What you need to do: When a line in the records contains the string "Vehicle", copy that line.

Dataset records:
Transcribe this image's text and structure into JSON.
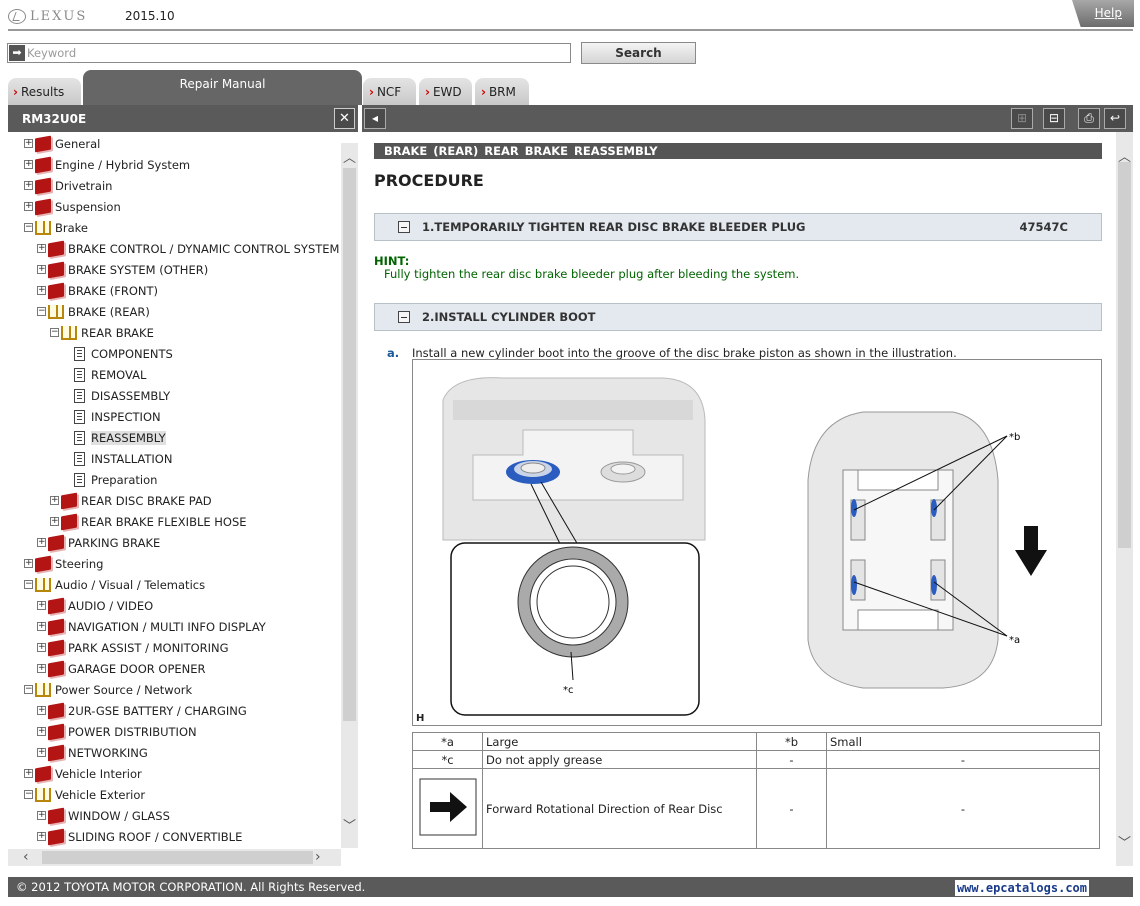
{
  "header": {
    "brand": "LEXUS",
    "version": "2015.10",
    "help": "Help"
  },
  "search": {
    "placeholder": "Keyword",
    "button": "Search"
  },
  "tabs": {
    "results": "Results",
    "repair": "Repair Manual",
    "ncf": "NCF",
    "ewd": "EWD",
    "brm": "BRM"
  },
  "left_panel": {
    "code": "RM32U0E",
    "close": "✕"
  },
  "tree": [
    {
      "label": "General",
      "level": 0,
      "kind": "closed",
      "toggle": "+"
    },
    {
      "label": "Engine / Hybrid System",
      "level": 0,
      "kind": "closed",
      "toggle": "+"
    },
    {
      "label": "Drivetrain",
      "level": 0,
      "kind": "closed",
      "toggle": "+"
    },
    {
      "label": "Suspension",
      "level": 0,
      "kind": "closed",
      "toggle": "+"
    },
    {
      "label": "Brake",
      "level": 0,
      "kind": "open",
      "toggle": "−"
    },
    {
      "label": "BRAKE CONTROL / DYNAMIC CONTROL SYSTEMS",
      "level": 1,
      "kind": "closed",
      "toggle": "+"
    },
    {
      "label": "BRAKE SYSTEM (OTHER)",
      "level": 1,
      "kind": "closed",
      "toggle": "+"
    },
    {
      "label": "BRAKE (FRONT)",
      "level": 1,
      "kind": "closed",
      "toggle": "+"
    },
    {
      "label": "BRAKE (REAR)",
      "level": 1,
      "kind": "open",
      "toggle": "−"
    },
    {
      "label": "REAR BRAKE",
      "level": 2,
      "kind": "open",
      "toggle": "−"
    },
    {
      "label": "COMPONENTS",
      "level": 3,
      "kind": "doc",
      "toggle": ""
    },
    {
      "label": "REMOVAL",
      "level": 3,
      "kind": "doc",
      "toggle": ""
    },
    {
      "label": "DISASSEMBLY",
      "level": 3,
      "kind": "doc",
      "toggle": ""
    },
    {
      "label": "INSPECTION",
      "level": 3,
      "kind": "doc",
      "toggle": ""
    },
    {
      "label": "REASSEMBLY",
      "level": 3,
      "kind": "doc",
      "toggle": "",
      "selected": true
    },
    {
      "label": "INSTALLATION",
      "level": 3,
      "kind": "doc",
      "toggle": ""
    },
    {
      "label": "Preparation",
      "level": 3,
      "kind": "doc",
      "toggle": ""
    },
    {
      "label": "REAR DISC BRAKE PAD",
      "level": 2,
      "kind": "closed",
      "toggle": "+"
    },
    {
      "label": "REAR BRAKE FLEXIBLE HOSE",
      "level": 2,
      "kind": "closed",
      "toggle": "+"
    },
    {
      "label": "PARKING BRAKE",
      "level": 1,
      "kind": "closed",
      "toggle": "+"
    },
    {
      "label": "Steering",
      "level": 0,
      "kind": "closed",
      "toggle": "+"
    },
    {
      "label": "Audio / Visual / Telematics",
      "level": 0,
      "kind": "open",
      "toggle": "−"
    },
    {
      "label": "AUDIO / VIDEO",
      "level": 1,
      "kind": "closed",
      "toggle": "+"
    },
    {
      "label": "NAVIGATION / MULTI INFO DISPLAY",
      "level": 1,
      "kind": "closed",
      "toggle": "+"
    },
    {
      "label": "PARK ASSIST / MONITORING",
      "level": 1,
      "kind": "closed",
      "toggle": "+"
    },
    {
      "label": "GARAGE DOOR OPENER",
      "level": 1,
      "kind": "closed",
      "toggle": "+"
    },
    {
      "label": "Power Source / Network",
      "level": 0,
      "kind": "open",
      "toggle": "−"
    },
    {
      "label": "2UR-GSE BATTERY / CHARGING",
      "level": 1,
      "kind": "closed",
      "toggle": "+"
    },
    {
      "label": "POWER DISTRIBUTION",
      "level": 1,
      "kind": "closed",
      "toggle": "+"
    },
    {
      "label": "NETWORKING",
      "level": 1,
      "kind": "closed",
      "toggle": "+"
    },
    {
      "label": "Vehicle Interior",
      "level": 0,
      "kind": "closed",
      "toggle": "+"
    },
    {
      "label": "Vehicle Exterior",
      "level": 0,
      "kind": "open",
      "toggle": "−"
    },
    {
      "label": "WINDOW / GLASS",
      "level": 1,
      "kind": "closed",
      "toggle": "+"
    },
    {
      "label": "SLIDING ROOF / CONVERTIBLE",
      "level": 1,
      "kind": "closed",
      "toggle": "+"
    }
  ],
  "content": {
    "breadcrumb": "BRAKE (REAR)  REAR BRAKE  REASSEMBLY",
    "title": "PROCEDURE",
    "step1": {
      "label": "1.TEMPORARILY TIGHTEN REAR DISC BRAKE BLEEDER PLUG",
      "code": "47547C"
    },
    "hint_label": "HINT:",
    "hint_text": "Fully tighten the rear disc brake bleeder plug after bleeding the system.",
    "step2": {
      "label": "2.INSTALL CYLINDER BOOT"
    },
    "sub_a": {
      "marker": "a.",
      "text": "Install a new cylinder boot into the groove of the disc brake piston as shown in the illustration."
    },
    "illustration": {
      "letter": "H",
      "callout_a": "*a",
      "callout_b": "*b",
      "callout_c": "*c"
    },
    "legend": [
      {
        "k": "*a",
        "v": "Large",
        "k2": "*b",
        "v2": "Small"
      },
      {
        "k": "*c",
        "v": "Do not apply grease",
        "k2": "-",
        "v2": "-"
      },
      {
        "k": "",
        "v": "Forward Rotational Direction of Rear Disc",
        "k2": "-",
        "v2": "-"
      }
    ]
  },
  "footer": {
    "copyright": "© 2012 TOYOTA MOTOR CORPORATION. All Rights Reserved.",
    "site": "www.epcatalogs.com"
  },
  "colors": {
    "toolbar": "#5a5a5a",
    "hint": "#006400",
    "accent": "#d00000",
    "step_bg": "#e4e9ef"
  }
}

Answer box:
      "label": "Vehicle Interior",
      "label": "Vehicle Exterior",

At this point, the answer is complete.